David on coping with your partner’s incurable cancer

David leans against a wall in his home with his arms crossed
David leans against a wall in his home with his arms crossed

David’s wife Claire was diagnosed with cancer for the second time a few years ago. ‘The doctor told us it was terminal. We were absolutely devastated. But Claire’s amazingly resilient.’

Although Claire has been very poorly on several occasions, she is determined to carry on as normal, and this is made partly possible by Mandy, their Macmillan community nurse.

David's story

About two years ago, Claire had a pain in her chest and she wasn’t sure what it was. She thought she might have cracked a rib or something like that, so she went to see the GP. Because of her previous medical history, they sent her for a chest X-ray. And I remember getting the phone call that evening saying the GP wants to see you first thing tomorrow morning. I think then I knew something was wrong.

The Doctor said, ‘You’re not going to get rid of this cancer; this cancer’s going to kill you. It’s terminal. And it’s very difficult to say how long you’re going to have. It could be 12 months, it could be 10 years. It all depends.’

Because Claire has terminal cancer, there are people in this village, in this small community where we live, who just want to help.

Of course, everybody wants to know how long she’s got left. Actually, she spoke to her oncologist the other week and asked. The oncologist said, ‘Well, if you’d asked me two years ago I’d have said about 12 months. So I’m not even going to guess.’

I can’t see me living my life without Claire being in it, if that makes sense. I can’t see the children growing up without their mummy, I really can’t.

Claire likes to keep everything as normal as possible. So apart from when she’s been a little bit poorly, and she’s been in bed, family life hasn’t really changed. The kids go to school. I go to work. I travel with work. Claire gets on her computer and does her work when she can.

Claire’s a very strong person anyway and I think she copes really well. But she copes a lot better with the assistance of her friends and her family.

We were then introduced to Mandy a few years ago, who’s our Macmillan community nurse. And that just gave another level to the support we got from Macmillan.

For me Mandy is more than just a medical professional. She is a friend of the family.

Mandy has told us several times, ‘If you ever need anything, call me. You’ve got my mobile number. If I’m on holiday, if I’m on study leave, if I’m on a course, text me. And if you can’t get hold of me, I’ll deal with it as soon as I can.’

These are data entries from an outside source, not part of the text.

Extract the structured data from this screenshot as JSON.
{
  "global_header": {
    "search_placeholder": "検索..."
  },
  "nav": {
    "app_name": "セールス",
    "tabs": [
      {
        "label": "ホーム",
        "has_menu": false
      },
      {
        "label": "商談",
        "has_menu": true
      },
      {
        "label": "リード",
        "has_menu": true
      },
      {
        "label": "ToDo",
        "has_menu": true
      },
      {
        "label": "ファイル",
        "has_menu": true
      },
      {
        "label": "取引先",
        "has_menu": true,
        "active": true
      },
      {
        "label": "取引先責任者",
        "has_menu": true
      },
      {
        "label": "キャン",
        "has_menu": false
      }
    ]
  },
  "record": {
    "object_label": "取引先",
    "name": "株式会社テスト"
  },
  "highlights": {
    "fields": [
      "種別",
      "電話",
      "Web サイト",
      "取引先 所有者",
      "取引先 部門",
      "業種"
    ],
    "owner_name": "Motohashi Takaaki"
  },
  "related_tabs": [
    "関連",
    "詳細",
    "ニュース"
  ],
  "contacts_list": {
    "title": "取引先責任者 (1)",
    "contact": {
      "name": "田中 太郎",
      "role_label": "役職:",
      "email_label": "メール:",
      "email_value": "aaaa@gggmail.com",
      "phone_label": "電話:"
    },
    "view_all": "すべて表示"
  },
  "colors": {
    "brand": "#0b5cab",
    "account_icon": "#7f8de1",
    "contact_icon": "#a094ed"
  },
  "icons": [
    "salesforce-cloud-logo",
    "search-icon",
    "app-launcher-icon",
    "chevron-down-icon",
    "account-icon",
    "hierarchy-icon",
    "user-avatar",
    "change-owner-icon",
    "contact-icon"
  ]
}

There’s a really good section on the Macmillan website that explains the last few weeks before death, maybe six weeks out, then four weeks, then two weeks … And I think that’s really good information to know because you need to prepare yourself.

My recommendation would be to tell as many people as possible. Don’t hide away, don’t sit in a corner crying. Speak to as many people as possible because I truly believe that the more people who are thinking about you, the more people who are praying for you, the easier it is to cope.

Don’t hide away from it. Face it and talk to people about it – people like Macmillan.

Sadly, Claire died in February 2015. We'd like to thank David for allowing us to continue sharing her story, so others can benefit from Macmillan's support.



David sits on his sofa

Watch: all about David and Claire's experiences

Watch: all about David and Claire's experiences